Alan Byrne: I'm right.

Martin King: Good man.

Alan Byrne: Okay.

Martin King: How does that feel?

Alan Byrne: Good.

Bernadette Byrne: Alan was always a great worker,  always. He had rung me the weekend before and said "Mum I'm working really  hard".

Martin King: What is your memory of that day in  Queensland?

Alan Byrne: Oh God, none.

Martin King: No memory at all?

Alan Byrne: No.

Martin King: Who would want to remember? On a  stinking hot Queensland day Alan Byrne almost worked himself to death. He can't  remember because he's brain damaged from heat stroke.

Bernadette Byrne: Alan's been through everything you  could imagine, from being in a coma, on death's doorstep, to now going through  a process of rehabilitation to get his life back.

Des Byrne: G'day Alan, how are you?

Alan Byrne: Good.

Bernadette Byrne: What are we watching today?

Des Byrne: These soapies again.

Martin King: The days of Alan's life are so  different now. The big, strong brickie's labourer is back in Melbourne with his  parents, Des and Bernadette. What is it like for you two to see  your son like this?

Bernadette Byrne: Oh, it's heartbreaking, it's  heartbreaking, because we know what he was like and we want him back that way,  but we can't.

Martin King: What happened that day on a building  site is a warning to all of us about the dangers of heat stroke. It was 42  degrees. Alan had been working in the full sun all day. He hadn't had enough  water, he hadn't had any food, he wasn't wearing a hat. At 3:00 o'clock in the  afternoon he started feeling sick and began walking home, five kilometres. He  didn't make it. He was found unconscious at a roundabout by a bus driver, who  called police.

Bernadette Byrne: This is in Queensland.  Said he's critically ill, you need to get here. But don't come here, go to  Townsville because we're airlifting him because he's critically ill. We just  went into panic, we were all just shaking and crying.

Martin King: When Des and Bernadette arrived at  Townsville Hospital their son was in a coma.

Bernadette Byrne: It hit us, didn't it?

Des Byrne: Yeah.

Bernadette Byrne: We saw our son there, dying really.  They told us he was dying. On total life support, total life support. There  wasn't one part of his body that wasn't on some machine.
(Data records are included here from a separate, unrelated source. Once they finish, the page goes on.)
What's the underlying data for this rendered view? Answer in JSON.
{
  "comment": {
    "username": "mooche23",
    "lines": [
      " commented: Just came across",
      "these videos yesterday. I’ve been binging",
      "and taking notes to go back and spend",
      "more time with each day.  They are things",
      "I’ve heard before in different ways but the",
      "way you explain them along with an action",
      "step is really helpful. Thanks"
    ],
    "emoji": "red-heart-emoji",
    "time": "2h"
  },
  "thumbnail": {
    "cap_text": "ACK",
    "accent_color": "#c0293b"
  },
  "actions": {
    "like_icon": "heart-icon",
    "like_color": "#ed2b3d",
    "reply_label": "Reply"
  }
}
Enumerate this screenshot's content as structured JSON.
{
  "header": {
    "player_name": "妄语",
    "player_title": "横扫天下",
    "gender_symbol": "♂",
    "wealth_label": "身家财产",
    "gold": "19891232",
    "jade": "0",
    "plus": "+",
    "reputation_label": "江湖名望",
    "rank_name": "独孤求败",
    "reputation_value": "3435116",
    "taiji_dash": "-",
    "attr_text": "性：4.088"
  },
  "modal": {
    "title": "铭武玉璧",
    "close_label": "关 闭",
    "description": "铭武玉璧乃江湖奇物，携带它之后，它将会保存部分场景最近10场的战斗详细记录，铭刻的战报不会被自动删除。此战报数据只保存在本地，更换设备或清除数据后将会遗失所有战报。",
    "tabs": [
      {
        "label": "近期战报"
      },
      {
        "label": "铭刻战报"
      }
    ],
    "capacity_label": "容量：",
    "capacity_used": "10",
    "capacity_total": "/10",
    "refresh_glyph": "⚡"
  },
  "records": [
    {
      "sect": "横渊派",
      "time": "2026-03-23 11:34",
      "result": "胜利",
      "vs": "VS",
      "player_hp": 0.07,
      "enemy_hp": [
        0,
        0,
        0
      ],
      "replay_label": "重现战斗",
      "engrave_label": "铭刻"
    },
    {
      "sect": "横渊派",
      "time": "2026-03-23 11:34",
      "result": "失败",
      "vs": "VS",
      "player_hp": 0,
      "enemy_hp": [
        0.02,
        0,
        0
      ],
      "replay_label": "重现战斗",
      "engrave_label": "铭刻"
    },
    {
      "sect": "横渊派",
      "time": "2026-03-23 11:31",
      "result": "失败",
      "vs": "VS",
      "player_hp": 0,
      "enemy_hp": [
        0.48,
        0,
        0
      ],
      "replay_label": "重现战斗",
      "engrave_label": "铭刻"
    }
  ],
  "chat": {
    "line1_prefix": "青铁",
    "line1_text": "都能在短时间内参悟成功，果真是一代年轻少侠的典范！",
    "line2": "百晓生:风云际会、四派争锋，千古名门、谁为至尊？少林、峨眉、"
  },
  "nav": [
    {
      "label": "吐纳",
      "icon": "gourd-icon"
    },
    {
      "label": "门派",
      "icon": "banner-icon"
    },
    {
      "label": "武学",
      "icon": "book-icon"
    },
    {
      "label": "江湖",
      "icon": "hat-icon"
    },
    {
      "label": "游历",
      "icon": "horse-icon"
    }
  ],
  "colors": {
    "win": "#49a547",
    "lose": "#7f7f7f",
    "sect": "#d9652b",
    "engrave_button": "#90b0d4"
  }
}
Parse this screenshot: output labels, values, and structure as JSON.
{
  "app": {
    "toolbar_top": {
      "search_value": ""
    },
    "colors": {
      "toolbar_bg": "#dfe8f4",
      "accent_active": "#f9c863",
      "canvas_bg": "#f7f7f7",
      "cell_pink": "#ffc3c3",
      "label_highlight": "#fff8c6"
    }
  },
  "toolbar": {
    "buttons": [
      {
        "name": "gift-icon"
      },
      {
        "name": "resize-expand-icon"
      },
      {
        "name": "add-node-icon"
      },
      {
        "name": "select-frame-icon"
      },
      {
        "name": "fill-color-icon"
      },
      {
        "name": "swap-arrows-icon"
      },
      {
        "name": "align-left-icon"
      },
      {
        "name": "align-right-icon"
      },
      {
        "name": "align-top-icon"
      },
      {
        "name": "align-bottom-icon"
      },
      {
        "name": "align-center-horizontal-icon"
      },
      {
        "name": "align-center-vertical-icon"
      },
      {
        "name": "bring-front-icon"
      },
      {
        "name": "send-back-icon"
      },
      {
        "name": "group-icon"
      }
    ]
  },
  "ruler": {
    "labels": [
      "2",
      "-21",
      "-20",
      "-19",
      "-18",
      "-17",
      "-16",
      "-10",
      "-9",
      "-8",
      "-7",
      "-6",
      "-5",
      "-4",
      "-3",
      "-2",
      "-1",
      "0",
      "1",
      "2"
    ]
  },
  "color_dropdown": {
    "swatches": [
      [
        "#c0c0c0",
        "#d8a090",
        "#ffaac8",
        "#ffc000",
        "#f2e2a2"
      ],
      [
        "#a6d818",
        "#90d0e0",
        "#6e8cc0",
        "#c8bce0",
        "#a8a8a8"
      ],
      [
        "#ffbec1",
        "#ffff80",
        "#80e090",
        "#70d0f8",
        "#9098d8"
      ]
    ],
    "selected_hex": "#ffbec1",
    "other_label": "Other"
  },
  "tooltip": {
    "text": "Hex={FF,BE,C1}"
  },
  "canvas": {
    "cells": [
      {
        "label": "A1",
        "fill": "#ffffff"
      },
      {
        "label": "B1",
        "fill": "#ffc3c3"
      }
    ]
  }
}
Martin King: Tell me what happened to your son's  body.

Bernadette Byrne: It completely shut down, everything  shut down. His body, well, it boiled, it boiled. Even they told us the bone  marrow boiled. It was so overheated. His body temperature was 42 degrees,  that's why he couldn't – they said he wouldn't live.

Karen Simpson: In Alan's case the employer has  failed to ensure that he was adequately hydrated and protected from such  extreme conditions.

Martin King: Karen Simpson from Slater &  Gordon in Brisbane is Alan's lawyer. His case is now one of Australia's biggest  WorkCover claims.

Karen Simpson: It's certainly a catastrophic sized  claim. Because of the lack of residual earning capacity for Alan, it will  result in very significant monetary compensation for him.

Des Byrne: One of the surgeons said "You don't  know it's happening to you until someone comes up behind you with a baseball  bat and goes whack, and that's it and you're down".

Martin King: It was the capable hands  of doctors in Townsville that saved Alan's life, but then a shocking complication.  He lost blood supply to his face and his facial bones began to dissolve.

Dr Andrew Heggie: Absolutely unusual, quite unique.

Martin King: Dr Andrew Heggie specialises in  facial surgery.

Dr Andrew Heggie: The three major components have been  replaced. There's the bone from the hip to replace the upper jaw. A rib graft  to reconstruct the nasal bridge and the contour. Then subsequently these  titanium implants so that a full bridge can be made to reconstruct his jaw and  bite.

Martin King: What is the one thing you would like  to do with your body?

Alan Byrne: Walk.

Martin King: Walk. Alan's legs are strong and  capable, it's the brain damage that's the problem.   What are your hopes for the future?

Alan Byrne: Work.

Martin King: What would you like to do for work?

Alan Byrne: Anything.

Martin King: Just anything? If you  can't work you might as well work out. Or go shooting. Or sailing. What is Alan's future?

Bernadette Byrne: Who knows? You've got to leave all  the doors open. Who knows? He's still our son and he's still absolutely  beautiful.

~ The End ~

Run time: 4:36